On Thursday, the Republican-dominated Tennessee House of Representatives expelled one of three Democrats at risk of being kicked out of the legislature over their role in protests calling for gun control in the wake of the Nashville school shooting.
The vote to overthrow Rep. Justin Jones by 72 to 25 was an unusual move the Chamber had used several times since the Civil War.
The House was also considering ousting Reps. Gloria Johnson and Justin Pearson a week after, the trio chanted back and forth from the chamber floor with gun-control supporters who packed the gallery.

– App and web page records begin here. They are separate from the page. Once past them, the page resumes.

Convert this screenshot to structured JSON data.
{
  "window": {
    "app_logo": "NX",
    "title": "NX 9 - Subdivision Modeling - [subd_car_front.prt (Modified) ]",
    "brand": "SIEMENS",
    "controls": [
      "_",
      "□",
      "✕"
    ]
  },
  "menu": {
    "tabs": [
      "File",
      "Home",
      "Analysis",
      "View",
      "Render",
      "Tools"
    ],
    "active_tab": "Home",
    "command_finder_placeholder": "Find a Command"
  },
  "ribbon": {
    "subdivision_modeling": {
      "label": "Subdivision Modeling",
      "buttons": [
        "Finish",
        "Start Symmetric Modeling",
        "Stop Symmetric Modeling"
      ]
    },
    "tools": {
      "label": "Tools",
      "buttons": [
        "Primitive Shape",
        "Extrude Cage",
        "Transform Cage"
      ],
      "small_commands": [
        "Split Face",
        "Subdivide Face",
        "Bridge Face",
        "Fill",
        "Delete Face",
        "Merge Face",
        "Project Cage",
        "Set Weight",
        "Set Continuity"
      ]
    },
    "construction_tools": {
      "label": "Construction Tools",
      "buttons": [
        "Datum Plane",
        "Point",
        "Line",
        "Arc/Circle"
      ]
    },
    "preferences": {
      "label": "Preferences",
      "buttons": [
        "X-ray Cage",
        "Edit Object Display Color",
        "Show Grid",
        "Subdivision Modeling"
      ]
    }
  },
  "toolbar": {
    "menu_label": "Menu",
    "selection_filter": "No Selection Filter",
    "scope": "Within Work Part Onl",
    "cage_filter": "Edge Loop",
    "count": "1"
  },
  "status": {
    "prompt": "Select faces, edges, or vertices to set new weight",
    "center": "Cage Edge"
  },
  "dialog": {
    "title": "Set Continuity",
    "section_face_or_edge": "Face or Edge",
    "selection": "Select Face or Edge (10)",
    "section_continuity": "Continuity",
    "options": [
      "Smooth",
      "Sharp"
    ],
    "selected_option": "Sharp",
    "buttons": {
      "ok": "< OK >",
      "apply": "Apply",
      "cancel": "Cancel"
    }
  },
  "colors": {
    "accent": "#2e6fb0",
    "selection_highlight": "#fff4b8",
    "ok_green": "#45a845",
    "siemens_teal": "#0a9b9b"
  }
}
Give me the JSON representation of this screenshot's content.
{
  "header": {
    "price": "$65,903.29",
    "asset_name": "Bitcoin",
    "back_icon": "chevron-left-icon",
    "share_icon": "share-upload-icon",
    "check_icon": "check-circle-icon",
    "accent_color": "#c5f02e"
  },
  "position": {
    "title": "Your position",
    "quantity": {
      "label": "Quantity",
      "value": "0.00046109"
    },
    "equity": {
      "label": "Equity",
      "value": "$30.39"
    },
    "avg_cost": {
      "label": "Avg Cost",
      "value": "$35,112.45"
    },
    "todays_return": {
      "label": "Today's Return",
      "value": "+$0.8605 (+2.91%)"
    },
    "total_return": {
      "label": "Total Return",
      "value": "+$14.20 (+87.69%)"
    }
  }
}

It took place days after six people, including three children, were shot dead at a Covenant school in Nashville.
The noise drowned out the proceedings as thousands flocked to the Capitol to support the three Democrats and cheered and sang outside the House floor.

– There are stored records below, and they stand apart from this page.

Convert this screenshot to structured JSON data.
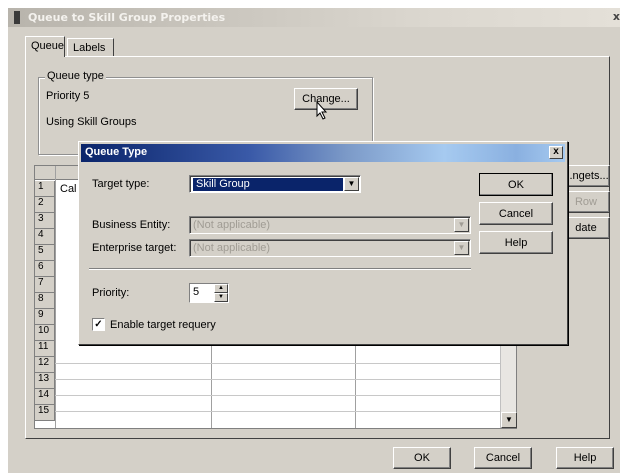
{
  "window": {
    "title": "Queue to Skill Group Properties",
    "close_glyph": "x"
  },
  "tabs": [
    {
      "label": "Queue"
    },
    {
      "label": "Labels"
    }
  ],
  "queue_type": {
    "legend": "Queue type",
    "priority_text": "Priority 5",
    "mode_text": "Using Skill Groups",
    "change_button": "Change..."
  },
  "grid": {
    "row_numbers": [
      "1",
      "2",
      "3",
      "4",
      "5",
      "6",
      "7",
      "8",
      "9",
      "10",
      "11",
      "12",
      "13",
      "14",
      "15"
    ],
    "first_cell_partial": "Cal"
  },
  "side_buttons": {
    "targets": "...ngets...",
    "row": "Row",
    "update": "date"
  },
  "footer": {
    "ok": "OK",
    "cancel": "Cancel",
    "help": "Help"
  },
  "dialog": {
    "title": "Queue Type",
    "close_glyph": "x",
    "target_type_label": "Target type:",
    "target_type_value": "Skill Group",
    "business_entity_label": "Business Entity:",
    "business_entity_value": "(Not applicable)",
    "enterprise_target_label": "Enterprise target:",
    "enterprise_target_value": "(Not applicable)",
    "priority_label": "Priority:",
    "priority_value": "5",
    "requery_label": "Enable target requery",
    "requery_checked": true,
    "ok": "OK",
    "cancel": "Cancel",
    "help": "Help"
  }
}
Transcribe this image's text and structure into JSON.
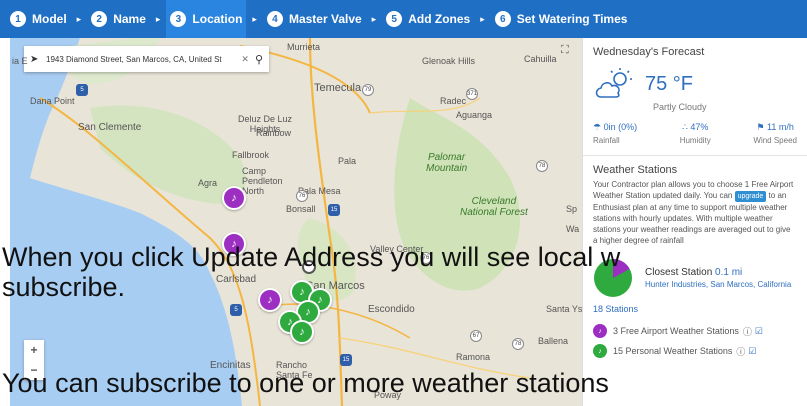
{
  "steps": [
    {
      "num": "1",
      "label": "Model"
    },
    {
      "num": "2",
      "label": "Name"
    },
    {
      "num": "3",
      "label": "Location"
    },
    {
      "num": "4",
      "label": "Master Valve"
    },
    {
      "num": "5",
      "label": "Add Zones"
    },
    {
      "num": "6",
      "label": "Set Watering Times"
    }
  ],
  "step_separator": "▸",
  "map": {
    "address": "1943 Diamond Street, San Marcos, CA, United St",
    "labels": {
      "murrieta": "Murrieta",
      "glenoak": "Glenoak Hills",
      "cahuilla": "Cahuilla",
      "temecula": "Temecula",
      "radec": "Radec",
      "aguanga": "Aguanga",
      "dana_point": "Dana Point",
      "san_clemente": "San Clemente",
      "deluz": "Deluz De Luz\nHeights",
      "rainbow": "Rainbow",
      "fallbrook": "Fallbrook",
      "pala": "Pala",
      "palomar": "Palomar\nMountain",
      "agra": "Agra",
      "camp": "Camp\nPendleton\nNorth",
      "bonsall": "Bonsall",
      "pala_mesa": "Pala Mesa",
      "cleveland": "Cleveland\nNational Forest",
      "valley_center": "Valley Center",
      "carlsbad": "Carlsbad",
      "san_marcos": "San Marcos",
      "escondido": "Escondido",
      "santa_ysabel": "Santa Ys",
      "ballena": "Ballena",
      "ramona": "Ramona",
      "encinitas": "Encinitas",
      "rancho": "Rancho\nSanta Fe",
      "poway": "Poway",
      "la_edge": "ia E",
      "sp": "Sp",
      "wa": "Wa"
    },
    "shields": [
      "5",
      "79",
      "371",
      "76",
      "15",
      "78",
      "5",
      "76",
      "78",
      "67",
      "15"
    ],
    "zoom_in": "+",
    "zoom_out": "−",
    "fullscreen": "⛶"
  },
  "forecast": {
    "title": "Wednesday's Forecast",
    "temp": "75 °F",
    "condition": "Partly Cloudy",
    "rainfall_value": "0in (0%)",
    "rainfall_label": "Rainfall",
    "humidity_value": "47%",
    "humidity_label": "Humidity",
    "wind_value": "11 m/h",
    "wind_label": "Wind Speed"
  },
  "weather_stations": {
    "title": "Weather Stations",
    "desc_1": "Your Contractor plan allows you to choose 1 Free Airport Weather Station updated daily. You can",
    "upgrade_badge": "upgrade",
    "desc_2": "to an Enthusiast plan at any time to support multiple weather stations with hourly updates. With multiple weather stations your weather readings are",
    "desc_3": "averaged out to give a higher degree of rainfall",
    "closest_label": "Closest Station",
    "closest_dist": "0.1 mi",
    "closest_location": "Hunter Industries, San Marcos, California",
    "stations_count": "18 Stations",
    "airport_stations": "3 Free Airport Weather Stations",
    "personal_stations": "15 Personal Weather Stations",
    "info_icon": "ⓘ",
    "check_icon": "☑"
  },
  "pie": {
    "purple_pct": 17,
    "green_pct": 83
  },
  "colors": {
    "step_bar": "#1f6fc5",
    "airport": "#9c2fc2",
    "personal": "#2eaa3f",
    "link": "#2f6fbf"
  },
  "captions": {
    "line1": "When you click Update Address you will see local w",
    "line2": "subscribe.",
    "line3": "You can subscribe to one or more weather stations"
  }
}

Tennessee’s House of Representatives voted to adopt HR65 on Thursday, ousting State Representative Justin Jones, a Democrat from Nashville, for his participation in demonstration for stricter gun laws on the chamber floor last week.#CGTNAmerica pic.twitter.com/OBiBQ4GFrt

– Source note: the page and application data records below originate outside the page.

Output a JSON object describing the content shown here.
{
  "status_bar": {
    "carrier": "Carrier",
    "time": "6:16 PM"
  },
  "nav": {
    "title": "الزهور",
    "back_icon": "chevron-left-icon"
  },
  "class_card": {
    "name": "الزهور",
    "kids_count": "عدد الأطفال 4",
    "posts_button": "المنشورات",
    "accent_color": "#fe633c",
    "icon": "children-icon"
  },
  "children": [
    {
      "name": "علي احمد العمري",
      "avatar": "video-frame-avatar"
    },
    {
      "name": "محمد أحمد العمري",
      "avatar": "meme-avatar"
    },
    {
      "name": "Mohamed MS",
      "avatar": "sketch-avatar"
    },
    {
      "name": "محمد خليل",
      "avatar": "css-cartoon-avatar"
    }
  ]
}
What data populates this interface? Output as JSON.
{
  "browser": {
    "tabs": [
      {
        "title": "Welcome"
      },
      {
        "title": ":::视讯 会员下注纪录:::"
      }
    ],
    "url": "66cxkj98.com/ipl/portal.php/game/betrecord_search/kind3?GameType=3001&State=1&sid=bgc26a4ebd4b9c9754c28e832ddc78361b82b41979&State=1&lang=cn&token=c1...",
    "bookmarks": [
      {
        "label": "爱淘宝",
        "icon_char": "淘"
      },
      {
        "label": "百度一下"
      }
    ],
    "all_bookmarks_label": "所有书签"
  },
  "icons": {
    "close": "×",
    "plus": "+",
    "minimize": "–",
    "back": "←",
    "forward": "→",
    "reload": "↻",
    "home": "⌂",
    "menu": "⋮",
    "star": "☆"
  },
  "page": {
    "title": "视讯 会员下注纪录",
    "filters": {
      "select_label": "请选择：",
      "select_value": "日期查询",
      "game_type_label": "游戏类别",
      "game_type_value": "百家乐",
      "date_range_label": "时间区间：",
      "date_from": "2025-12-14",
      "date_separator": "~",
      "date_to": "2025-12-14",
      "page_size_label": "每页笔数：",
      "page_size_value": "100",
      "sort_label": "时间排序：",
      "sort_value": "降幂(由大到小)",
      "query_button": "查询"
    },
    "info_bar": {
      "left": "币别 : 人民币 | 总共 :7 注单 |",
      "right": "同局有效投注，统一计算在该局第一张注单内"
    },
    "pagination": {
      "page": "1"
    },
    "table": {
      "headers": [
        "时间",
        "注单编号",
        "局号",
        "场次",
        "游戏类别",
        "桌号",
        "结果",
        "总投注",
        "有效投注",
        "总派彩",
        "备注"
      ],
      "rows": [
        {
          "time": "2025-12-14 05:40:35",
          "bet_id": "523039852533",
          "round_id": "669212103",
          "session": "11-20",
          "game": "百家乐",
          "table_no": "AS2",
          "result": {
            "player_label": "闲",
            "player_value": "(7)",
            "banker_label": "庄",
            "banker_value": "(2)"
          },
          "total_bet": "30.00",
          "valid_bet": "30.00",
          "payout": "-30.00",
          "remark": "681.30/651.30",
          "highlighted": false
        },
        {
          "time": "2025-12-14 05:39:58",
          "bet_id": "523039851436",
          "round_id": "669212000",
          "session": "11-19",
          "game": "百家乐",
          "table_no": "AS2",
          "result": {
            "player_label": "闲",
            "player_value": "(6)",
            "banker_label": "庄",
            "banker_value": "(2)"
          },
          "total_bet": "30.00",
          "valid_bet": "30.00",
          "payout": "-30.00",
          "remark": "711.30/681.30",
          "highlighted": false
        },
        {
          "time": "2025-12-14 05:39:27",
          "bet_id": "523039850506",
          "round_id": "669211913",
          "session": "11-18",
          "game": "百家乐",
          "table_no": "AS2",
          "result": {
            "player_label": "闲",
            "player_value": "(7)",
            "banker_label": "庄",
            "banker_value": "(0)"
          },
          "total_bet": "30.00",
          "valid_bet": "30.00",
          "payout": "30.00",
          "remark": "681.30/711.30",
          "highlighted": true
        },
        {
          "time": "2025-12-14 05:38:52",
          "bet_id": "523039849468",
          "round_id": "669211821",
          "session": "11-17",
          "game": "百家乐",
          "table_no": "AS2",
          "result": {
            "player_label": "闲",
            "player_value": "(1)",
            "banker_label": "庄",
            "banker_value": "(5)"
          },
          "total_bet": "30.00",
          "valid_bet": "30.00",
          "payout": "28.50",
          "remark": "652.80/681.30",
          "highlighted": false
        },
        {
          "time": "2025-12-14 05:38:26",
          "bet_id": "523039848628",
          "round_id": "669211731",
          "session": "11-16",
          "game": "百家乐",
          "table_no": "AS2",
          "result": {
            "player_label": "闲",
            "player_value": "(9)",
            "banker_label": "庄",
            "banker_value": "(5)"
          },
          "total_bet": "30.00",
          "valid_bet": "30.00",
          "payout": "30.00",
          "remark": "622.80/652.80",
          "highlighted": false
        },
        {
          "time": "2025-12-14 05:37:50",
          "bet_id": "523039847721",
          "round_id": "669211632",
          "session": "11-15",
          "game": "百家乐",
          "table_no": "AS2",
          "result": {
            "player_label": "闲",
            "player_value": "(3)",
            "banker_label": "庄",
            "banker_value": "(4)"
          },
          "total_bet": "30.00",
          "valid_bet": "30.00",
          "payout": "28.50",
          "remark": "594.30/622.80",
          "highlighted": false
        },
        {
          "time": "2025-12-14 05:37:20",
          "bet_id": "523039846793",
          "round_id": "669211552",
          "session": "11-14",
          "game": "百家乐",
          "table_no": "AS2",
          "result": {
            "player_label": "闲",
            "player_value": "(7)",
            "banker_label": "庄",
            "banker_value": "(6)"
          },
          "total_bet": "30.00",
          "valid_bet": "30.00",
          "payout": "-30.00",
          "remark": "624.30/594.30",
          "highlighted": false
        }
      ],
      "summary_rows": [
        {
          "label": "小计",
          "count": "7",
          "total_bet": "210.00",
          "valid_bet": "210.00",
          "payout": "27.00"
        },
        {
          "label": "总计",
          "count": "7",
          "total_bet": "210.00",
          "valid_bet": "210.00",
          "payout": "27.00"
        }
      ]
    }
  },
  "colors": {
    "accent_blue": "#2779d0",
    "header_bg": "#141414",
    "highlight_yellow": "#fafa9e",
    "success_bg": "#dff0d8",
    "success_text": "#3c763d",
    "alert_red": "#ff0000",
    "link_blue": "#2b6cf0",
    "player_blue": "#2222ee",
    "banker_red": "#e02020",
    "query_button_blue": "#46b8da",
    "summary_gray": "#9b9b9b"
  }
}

— CGTN (@CGTNOfficial)
April 6, 2023
On Thursday morning, the trio stepped onto the floor of the house hand-in-hand, with Pearson raising his fist at the crowd during the Pledge of Allegiance. Jones took the opportunity to defend himself before the vote, saying Republicans responded to the shootings with a different kind of attack.
“We called for you all to ban assault weapons, and you respond with an assault on democracy,” he said. An expulsion demand requiring a two-thirds majority dates back to the attack on the Covenant school. Johnson, Jones and Pearson chanted back and forth on the floor of the chamber with a gallery full of gun control advocates.
According to Republican Rep. Gino Bulso the three Democratic representatives “effectively conducted a mutiny.”
“The gentleman shows no remorse,” Bulso said, referring to Jones. “He does not even recognize that what he did was wrong. So not to expel him would simply invite him and his colleagues to engage in mutiny on the House floor.”
Even if exiled, the three senators may not be around for long. District committees may elect alternates until a special election is called.
All expelled MPs have the opportunity to potentially return to their seats. They would also be eligible to run for special elections. Also, in concordance with the Tennessee Constitution, MPs cannot be deposed twice for the same crime.